▽

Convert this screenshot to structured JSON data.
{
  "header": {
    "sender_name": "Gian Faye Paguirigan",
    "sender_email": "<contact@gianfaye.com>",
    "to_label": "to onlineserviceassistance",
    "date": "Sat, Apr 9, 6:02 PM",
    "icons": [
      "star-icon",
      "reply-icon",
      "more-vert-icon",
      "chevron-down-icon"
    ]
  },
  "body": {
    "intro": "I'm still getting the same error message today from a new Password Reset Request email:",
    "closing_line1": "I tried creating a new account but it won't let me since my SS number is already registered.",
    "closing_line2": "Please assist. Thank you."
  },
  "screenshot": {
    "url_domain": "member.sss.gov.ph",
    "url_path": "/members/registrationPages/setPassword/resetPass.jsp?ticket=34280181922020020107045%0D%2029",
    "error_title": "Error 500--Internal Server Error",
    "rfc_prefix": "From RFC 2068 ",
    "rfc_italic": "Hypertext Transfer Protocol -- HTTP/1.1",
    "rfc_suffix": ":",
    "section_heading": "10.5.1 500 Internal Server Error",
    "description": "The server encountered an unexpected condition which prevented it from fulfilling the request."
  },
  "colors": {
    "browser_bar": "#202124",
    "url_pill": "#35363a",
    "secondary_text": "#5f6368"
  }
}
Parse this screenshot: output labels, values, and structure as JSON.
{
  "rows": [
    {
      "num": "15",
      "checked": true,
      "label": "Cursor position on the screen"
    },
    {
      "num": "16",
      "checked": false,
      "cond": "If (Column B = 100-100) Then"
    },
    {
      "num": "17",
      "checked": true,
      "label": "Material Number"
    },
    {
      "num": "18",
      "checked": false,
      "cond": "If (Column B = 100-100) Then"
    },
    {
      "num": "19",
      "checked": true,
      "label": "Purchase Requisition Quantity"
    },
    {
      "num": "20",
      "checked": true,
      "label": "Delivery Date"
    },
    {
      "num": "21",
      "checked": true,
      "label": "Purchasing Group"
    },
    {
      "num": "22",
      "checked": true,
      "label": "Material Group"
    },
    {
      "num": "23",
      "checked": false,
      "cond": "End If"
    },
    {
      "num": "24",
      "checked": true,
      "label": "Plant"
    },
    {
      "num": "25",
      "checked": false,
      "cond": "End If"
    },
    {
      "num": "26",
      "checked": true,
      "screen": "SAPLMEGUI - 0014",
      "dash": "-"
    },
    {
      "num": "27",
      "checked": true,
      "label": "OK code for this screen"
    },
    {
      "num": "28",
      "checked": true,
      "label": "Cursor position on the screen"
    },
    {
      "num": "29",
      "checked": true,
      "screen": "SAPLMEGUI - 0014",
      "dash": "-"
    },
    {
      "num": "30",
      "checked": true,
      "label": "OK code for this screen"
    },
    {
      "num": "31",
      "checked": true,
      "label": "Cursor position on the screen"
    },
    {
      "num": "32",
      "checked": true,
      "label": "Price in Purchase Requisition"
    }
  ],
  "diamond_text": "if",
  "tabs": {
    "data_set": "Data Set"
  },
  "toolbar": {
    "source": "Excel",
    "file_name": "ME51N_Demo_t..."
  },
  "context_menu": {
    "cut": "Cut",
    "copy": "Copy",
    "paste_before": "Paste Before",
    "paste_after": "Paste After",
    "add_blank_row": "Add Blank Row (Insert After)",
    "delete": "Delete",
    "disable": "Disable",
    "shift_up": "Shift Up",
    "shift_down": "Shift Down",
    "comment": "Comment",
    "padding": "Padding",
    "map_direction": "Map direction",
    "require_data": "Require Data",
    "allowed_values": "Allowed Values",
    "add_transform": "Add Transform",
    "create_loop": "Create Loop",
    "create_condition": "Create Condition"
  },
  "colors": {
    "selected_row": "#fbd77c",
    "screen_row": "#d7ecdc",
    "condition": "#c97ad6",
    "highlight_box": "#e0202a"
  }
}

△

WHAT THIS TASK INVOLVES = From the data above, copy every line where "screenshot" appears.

ANSWER BOX =
Convert this screenshot to structured JSON data.
  "screenshot": {
Parse this screenshot: output labels, values, and structure as JSON.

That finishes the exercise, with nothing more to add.